### Aim of the task
Pull out every line below that contains the word "Zahlungspflichtig".

### Exercise data
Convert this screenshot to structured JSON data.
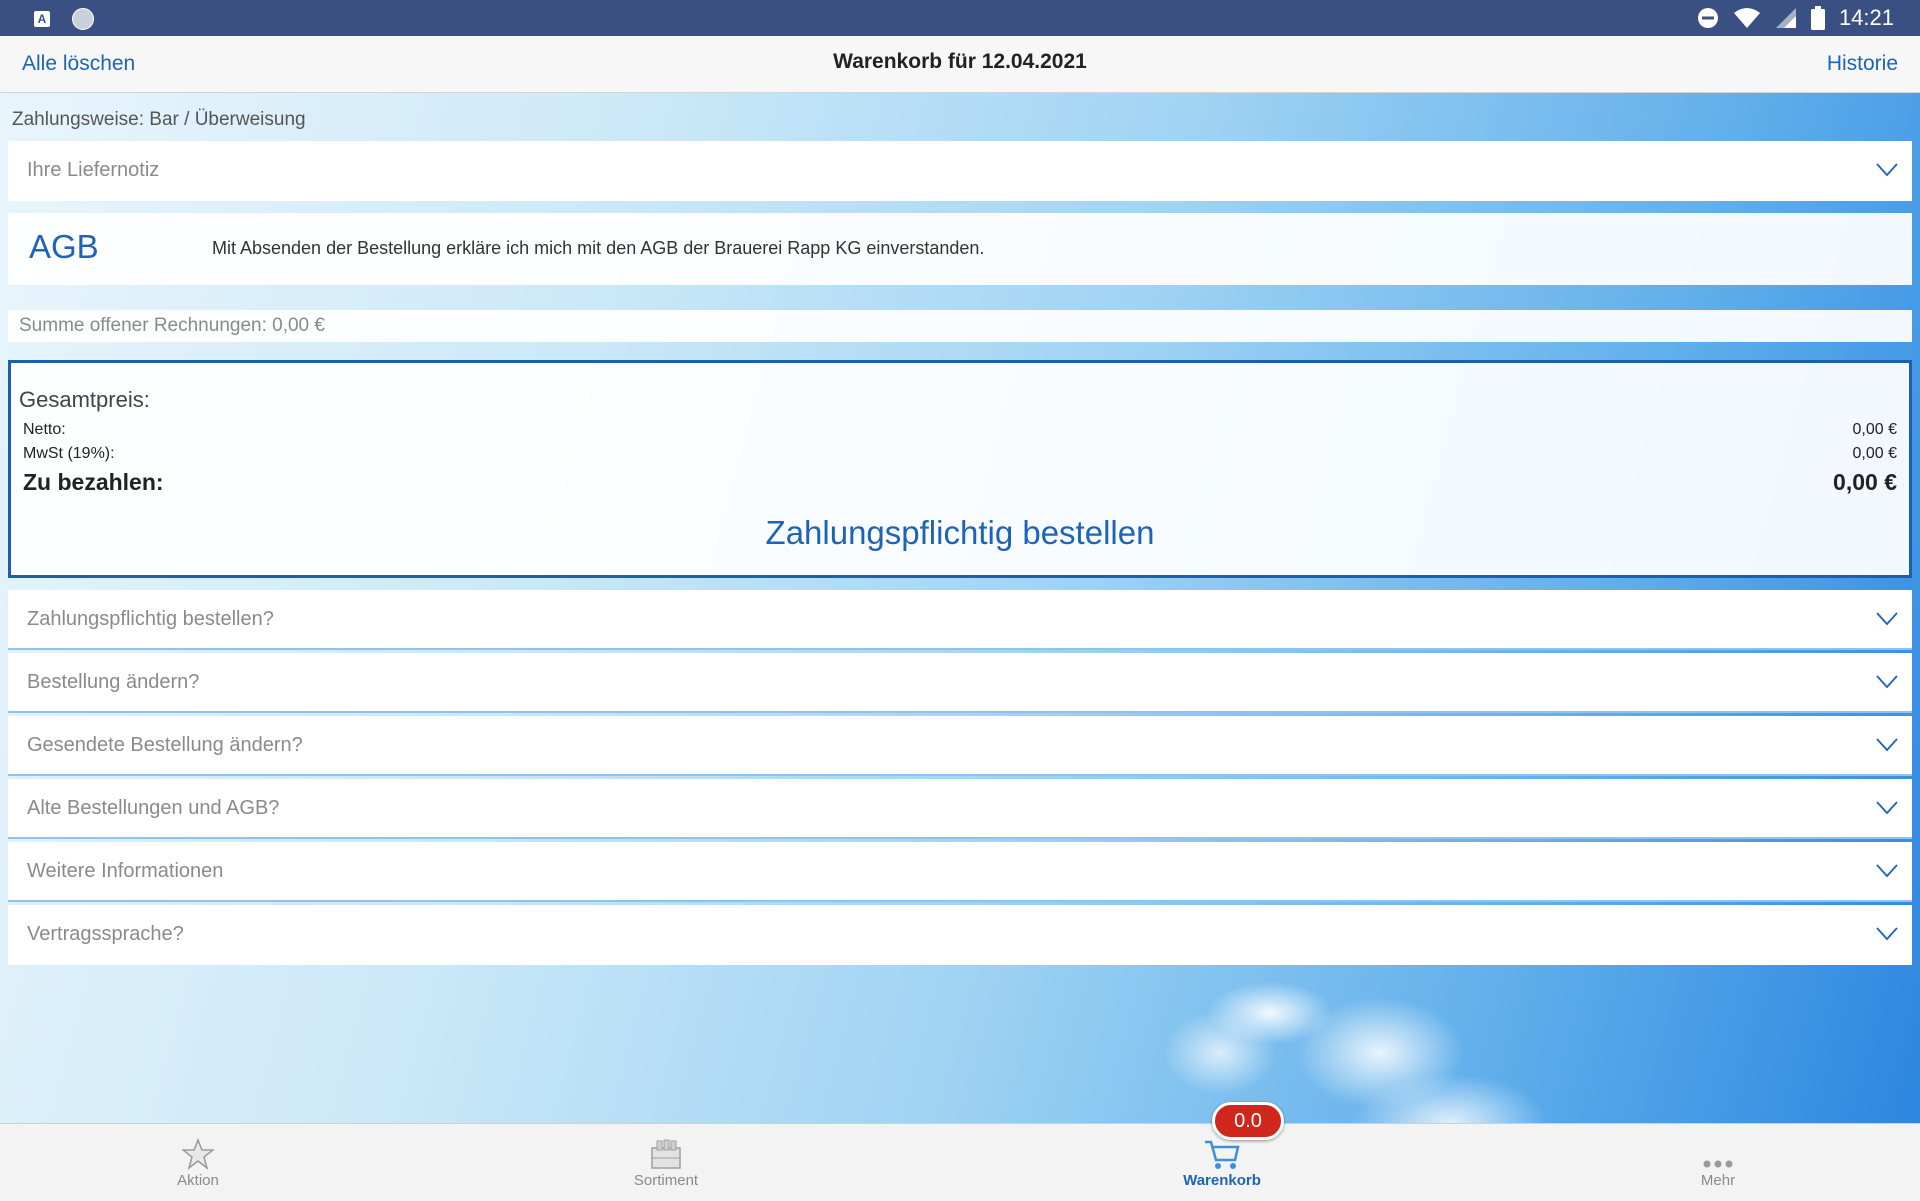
{
  "statusbar": {
    "time": "14:21",
    "left_icons": [
      "app-a-icon",
      "circle-icon"
    ],
    "right_icons": [
      "dnd-icon",
      "wifi-icon",
      "signal-icon",
      "battery-icon"
    ]
  },
  "navbar": {
    "left_label": "Alle löschen",
    "title": "Warenkorb für 12.04.2021",
    "right_label": "Historie"
  },
  "payment": {
    "text": "Zahlungsweise: Bar / Überweisung"
  },
  "delivery_note": {
    "label": "Ihre Liefernotiz"
  },
  "agb": {
    "title": "AGB",
    "text": "Mit Absenden der Bestellung erkläre ich mich mit den AGB der Brauerei Rapp KG einverstanden."
  },
  "invoices": {
    "text": "Summe offener Rechnungen: 0,00 €"
  },
  "totals": {
    "title": "Gesamtpreis:",
    "netto_label": "Netto:",
    "netto_value": "0,00 €",
    "vat_label": "MwSt (19%):",
    "vat_value": "0,00 €",
    "pay_label": "Zu bezahlen:",
    "pay_value": "0,00 €",
    "order_button": "Zahlungspflichtig bestellen"
  },
  "faq": [
    {
      "label": "Zahlungspflichtig bestellen?"
    },
    {
      "label": "Bestellung ändern?"
    },
    {
      "label": "Gesendete Bestellung ändern?"
    },
    {
      "label": "Alte Bestellungen und AGB?"
    },
    {
      "label": "Weitere Informationen"
    },
    {
      "label": "Vertragssprache?"
    }
  ],
  "tabs": [
    {
      "label": "Aktion",
      "icon": "star-icon",
      "active": false
    },
    {
      "label": "Sortiment",
      "icon": "crate-icon",
      "active": false
    },
    {
      "label": "Warenkorb",
      "icon": "cart-icon",
      "active": true
    },
    {
      "label": "Mehr",
      "icon": "more-icon",
      "active": false
    }
  ],
  "cart_badge": "0.0",
  "colors": {
    "accent": "#1d63b8",
    "statusbar": "#3a5083",
    "badge": "#d0261c"
  }
}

### Task answer
    "order_button": "Zahlungspflichtig bestellen"
      "label": "Zahlungspflichtig bestellen?"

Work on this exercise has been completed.